▸ **Task instructions**
Write out the records word for word.

▸ **Source information**
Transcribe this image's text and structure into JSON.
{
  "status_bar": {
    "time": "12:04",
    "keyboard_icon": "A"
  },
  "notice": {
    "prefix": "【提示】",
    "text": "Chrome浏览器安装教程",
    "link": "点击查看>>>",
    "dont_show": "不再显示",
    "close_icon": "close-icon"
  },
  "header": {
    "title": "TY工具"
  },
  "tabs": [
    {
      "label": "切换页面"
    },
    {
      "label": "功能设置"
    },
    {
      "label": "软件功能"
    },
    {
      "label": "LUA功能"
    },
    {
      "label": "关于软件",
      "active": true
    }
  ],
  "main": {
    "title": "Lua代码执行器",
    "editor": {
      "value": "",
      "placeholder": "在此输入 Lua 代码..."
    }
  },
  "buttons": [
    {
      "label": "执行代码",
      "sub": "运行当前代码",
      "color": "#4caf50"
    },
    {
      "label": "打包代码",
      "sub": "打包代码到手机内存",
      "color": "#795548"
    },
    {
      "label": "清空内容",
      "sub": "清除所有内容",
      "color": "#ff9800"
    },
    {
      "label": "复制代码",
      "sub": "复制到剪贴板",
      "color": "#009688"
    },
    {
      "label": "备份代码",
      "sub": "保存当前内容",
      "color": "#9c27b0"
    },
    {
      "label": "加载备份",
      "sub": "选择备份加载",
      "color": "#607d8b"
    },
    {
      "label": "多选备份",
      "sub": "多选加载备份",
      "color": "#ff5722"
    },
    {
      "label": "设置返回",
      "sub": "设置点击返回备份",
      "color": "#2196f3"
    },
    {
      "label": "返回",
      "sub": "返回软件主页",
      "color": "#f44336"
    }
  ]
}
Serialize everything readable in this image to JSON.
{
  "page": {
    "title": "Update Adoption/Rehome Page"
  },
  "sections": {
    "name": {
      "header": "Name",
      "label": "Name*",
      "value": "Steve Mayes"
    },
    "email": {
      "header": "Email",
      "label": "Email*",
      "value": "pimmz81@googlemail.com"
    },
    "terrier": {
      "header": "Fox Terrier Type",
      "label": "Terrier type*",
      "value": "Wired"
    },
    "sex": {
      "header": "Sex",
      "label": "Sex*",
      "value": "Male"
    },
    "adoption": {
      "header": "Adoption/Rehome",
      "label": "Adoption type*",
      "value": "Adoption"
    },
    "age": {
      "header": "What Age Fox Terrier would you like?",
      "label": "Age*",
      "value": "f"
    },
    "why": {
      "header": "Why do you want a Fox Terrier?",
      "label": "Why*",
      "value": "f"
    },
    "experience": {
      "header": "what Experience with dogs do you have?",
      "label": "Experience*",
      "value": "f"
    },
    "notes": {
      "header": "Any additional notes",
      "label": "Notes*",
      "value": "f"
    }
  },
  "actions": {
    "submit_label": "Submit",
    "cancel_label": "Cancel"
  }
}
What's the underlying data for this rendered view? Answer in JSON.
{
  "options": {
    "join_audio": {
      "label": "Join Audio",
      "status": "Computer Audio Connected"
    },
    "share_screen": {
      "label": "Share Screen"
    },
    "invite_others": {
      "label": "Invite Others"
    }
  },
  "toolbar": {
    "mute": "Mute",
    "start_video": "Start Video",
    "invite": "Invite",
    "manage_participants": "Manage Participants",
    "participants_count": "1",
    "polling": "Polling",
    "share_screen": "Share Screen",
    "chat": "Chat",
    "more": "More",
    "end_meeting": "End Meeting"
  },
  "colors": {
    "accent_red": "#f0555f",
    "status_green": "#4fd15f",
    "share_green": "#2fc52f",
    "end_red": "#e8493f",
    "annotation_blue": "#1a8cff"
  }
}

▸ **Answer area**
Transcribe this image's text and structure into JSON.
{
  "status_bar": {
    "time": "12:04",
    "keyboard_icon": "A"
  },
  "notice": {
    "prefix": "【提示】",
    "text": "Chrome浏览器安装教程",
    "link": "点击查看>>>",
    "dont_show": "不再显示",
    "close_icon": "close-icon"
  },
  "header": {
    "title": "TY工具"
  },
  "tabs": [
    {
      "label": "切换页面"
    },
    {
      "label": "功能设置"
    },
    {
      "label": "软件功能"
    },
    {
      "label": "LUA功能"
    },
    {
      "label": "关于软件",
      "active": true
    }
  ],
  "main": {
    "title": "Lua代码执行器",
    "editor": {
      "value": "",
      "placeholder": "在此输入 Lua 代码..."
    }
  },
  "buttons": [
    {
      "label": "执行代码",
      "sub": "运行当前代码",
      "color": "#4caf50"
    },
    {
      "label": "打包代码",
      "sub": "打包代码到手机内存",
      "color": "#795548"
    },
    {
      "label": "清空内容",
      "sub": "清除所有内容",
      "color": "#ff9800"
    },
    {
      "label": "复制代码",
      "sub": "复制到剪贴板",
      "color": "#009688"
    },
    {
      "label": "备份代码",
      "sub": "保存当前内容",
      "color": "#9c27b0"
    },
    {
      "label": "加载备份",
      "sub": "选择备份加载",
      "color": "#607d8b"
    },
    {
      "label": "多选备份",
      "sub": "多选加载备份",
      "color": "#ff5722"
    },
    {
      "label": "设置返回",
      "sub": "设置点击返回备份",
      "color": "#2196f3"
    },
    {
      "label": "返回",
      "sub": "返回软件主页",
      "color": "#f44336"
    }
  ]
}
Serialize everything readable in this image to JSON.
{
  "page": {
    "title": "Update Adoption/Rehome Page"
  },
  "sections": {
    "name": {
      "header": "Name",
      "label": "Name*",
      "value": "Steve Mayes"
    },
    "email": {
      "header": "Email",
      "label": "Email*",
      "value": "pimmz81@googlemail.com"
    },
    "terrier": {
      "header": "Fox Terrier Type",
      "label": "Terrier type*",
      "value": "Wired"
    },
    "sex": {
      "header": "Sex",
      "label": "Sex*",
      "value": "Male"
    },
    "adoption": {
      "header": "Adoption/Rehome",
      "label": "Adoption type*",
      "value": "Adoption"
    },
    "age": {
      "header": "What Age Fox Terrier would you like?",
      "label": "Age*",
      "value": "f"
    },
    "why": {
      "header": "Why do you want a Fox Terrier?",
      "label": "Why*",
      "value": "f"
    },
    "experience": {
      "header": "what Experience with dogs do you have?",
      "label": "Experience*",
      "value": "f"
    },
    "notes": {
      "header": "Any additional notes",
      "label": "Notes*",
      "value": "f"
    }
  },
  "actions": {
    "submit_label": "Submit",
    "cancel_label": "Cancel"
  }
}
What's the underlying data for this rendered view? Answer in JSON.
{
  "options": {
    "join_audio": {
      "label": "Join Audio",
      "status": "Computer Audio Connected"
    },
    "share_screen": {
      "label": "Share Screen"
    },
    "invite_others": {
      "label": "Invite Others"
    }
  },
  "toolbar": {
    "mute": "Mute",
    "start_video": "Start Video",
    "invite": "Invite",
    "manage_participants": "Manage Participants",
    "participants_count": "1",
    "polling": "Polling",
    "share_screen": "Share Screen",
    "chat": "Chat",
    "more": "More",
    "end_meeting": "End Meeting"
  },
  "colors": {
    "accent_red": "#f0555f",
    "status_green": "#4fd15f",
    "share_green": "#2fc52f",
    "end_red": "#e8493f",
    "annotation_blue": "#1a8cff"
  }
}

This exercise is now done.